Data about app and page elements
========

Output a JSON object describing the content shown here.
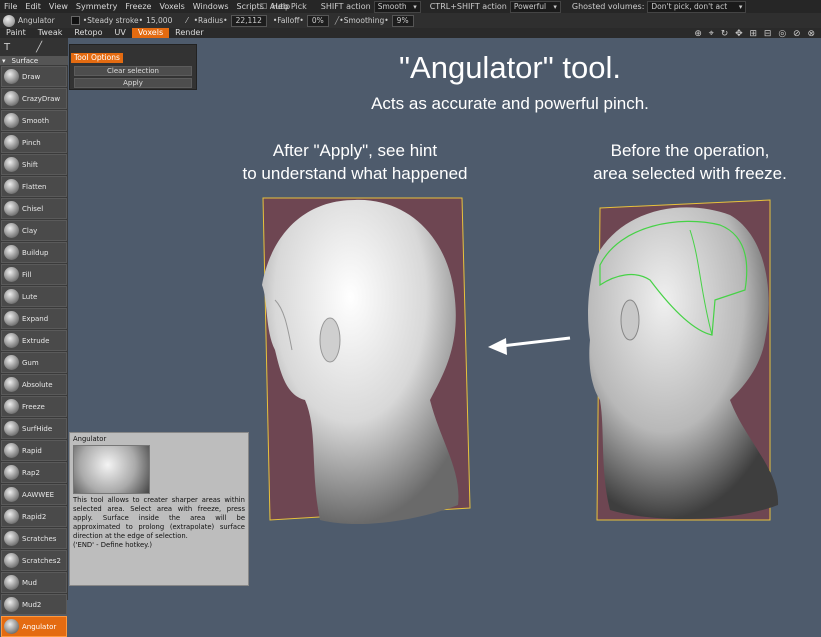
{
  "menubar": {
    "items": [
      "File",
      "Edit",
      "View",
      "Symmetry",
      "Freeze",
      "Voxels",
      "Windows",
      "Scripts",
      "Help"
    ],
    "auto_pick": "Auto Pick",
    "shift_action_label": "SHIFT action",
    "shift_action_value": "Smooth",
    "ctrl_shift_label": "CTRL+SHIFT action",
    "ctrl_shift_value": "Powerful",
    "ghosted_label": "Ghosted volumes:",
    "ghosted_value": "Don't pick, don't act"
  },
  "toolbar": {
    "tool_name": "Angulator",
    "steady_label": "•Steady stroke•",
    "steady_value": "15,000",
    "radius_label": "•Radius•",
    "radius_value": "22,112",
    "falloff_label": "•Falloff•",
    "falloff_value": "0%",
    "smoothing_label": "•Smoothing•",
    "smoothing_value": "9%"
  },
  "tabs": [
    {
      "label": "Paint"
    },
    {
      "label": "Tweak"
    },
    {
      "label": "Retopo"
    },
    {
      "label": "UV"
    },
    {
      "label": "Voxels",
      "active": true
    },
    {
      "label": "Render"
    }
  ],
  "toolbar_right_icons": "⊕ ⌖ ↻ ✥ ⊞ ⊟ ◎ ⊘ ⊗",
  "left_panel": {
    "section": "Surface",
    "tools": [
      "Draw",
      "CrazyDraw",
      "Smooth",
      "Pinch",
      "Shift",
      "Flatten",
      "Chisel",
      "Clay",
      "Buildup",
      "Fill",
      "Lute",
      "Expand",
      "Extrude",
      "Gum",
      "Absolute",
      "Freeze",
      "SurfHide",
      "Rapid",
      "Rap2",
      "AAWWEE",
      "Rapid2",
      "Scratches",
      "Scratches2",
      "Mud",
      "Mud2",
      "Angulator"
    ],
    "active": "Angulator"
  },
  "tool_options": {
    "header": "Tool Options",
    "clear_button": "Clear selection",
    "apply_button": "Apply"
  },
  "tooltip": {
    "title": "Angulator",
    "description": "This tool allows to creater sharper areas within selected area. Select area with freeze, press apply. Surface inside the area will be approximated to prolong (extrapolate) surface direction at the edge of selection.",
    "hotkey": "('END' - Define hotkey.)"
  },
  "viewport": {
    "title": "\"Angulator\" tool.",
    "subtitle": "Acts as accurate and powerful pinch.",
    "left_caption_1": "After \"Apply\", see hint",
    "left_caption_2": "to understand what happened",
    "right_caption_1": "Before the operation,",
    "right_caption_2": "area selected with freeze."
  },
  "colors": {
    "accent": "#e46b11",
    "viewport_bg": "#4e5b6c",
    "plane": "#6e4652",
    "plane_border": "#e8c23c",
    "freeze_line": "#46d246"
  }
}
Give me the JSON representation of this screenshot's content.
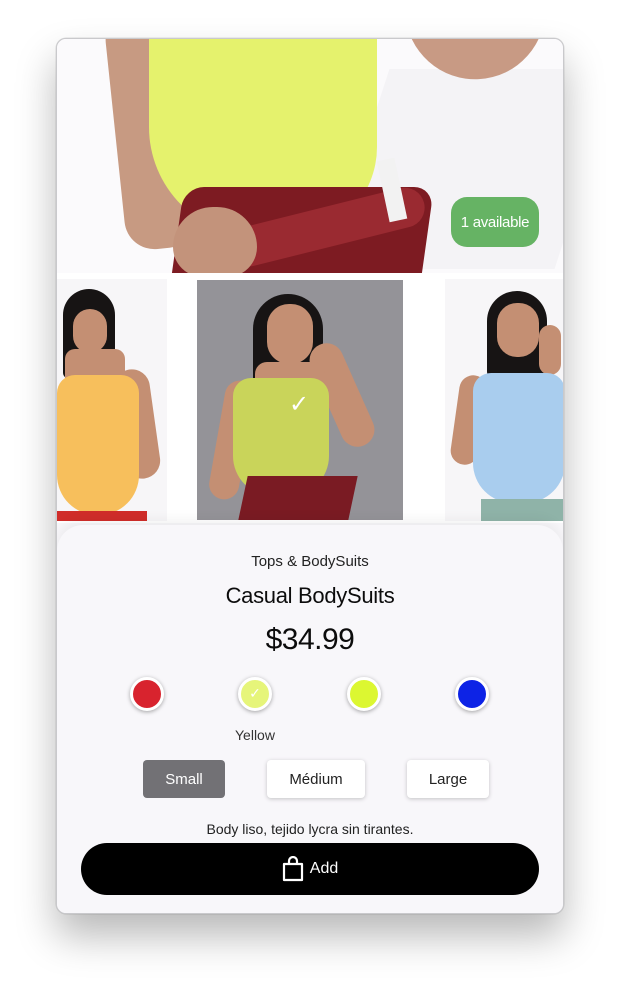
{
  "product": {
    "availability": "1 available",
    "category": "Tops & BodySuits",
    "name": "Casual BodySuits",
    "price": "$34.99",
    "selected_color_label": "Yellow",
    "description": "Body liso, tejido lycra sin tirantes.",
    "add_label": "Add"
  },
  "colors": [
    {
      "name": "red",
      "hex": "#d8232e",
      "selected": false
    },
    {
      "name": "light-yellow",
      "hex": "#e6f57a",
      "selected": true
    },
    {
      "name": "yellow",
      "hex": "#dcf731",
      "selected": false
    },
    {
      "name": "blue",
      "hex": "#0d23e6",
      "selected": false
    }
  ],
  "sizes": [
    {
      "label": "Small",
      "selected": true
    },
    {
      "label": "Médium",
      "selected": false
    },
    {
      "label": "Large",
      "selected": false
    }
  ],
  "thumbnails": [
    {
      "name": "yellow-orange-bodysuit",
      "garment_hex": "#f7bf5c"
    },
    {
      "name": "lime-bodysuit",
      "garment_hex": "#c9d45a",
      "selected": true
    },
    {
      "name": "light-blue-bodysuit",
      "garment_hex": "#a9cdee"
    }
  ],
  "icons": {
    "selected_check": "✓",
    "bag": "shopping-bag-icon"
  }
}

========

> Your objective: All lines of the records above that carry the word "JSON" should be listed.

> Solution below:
Output a JSON object describing the content shown here.
Give me the JSON representation of this screenshot's content.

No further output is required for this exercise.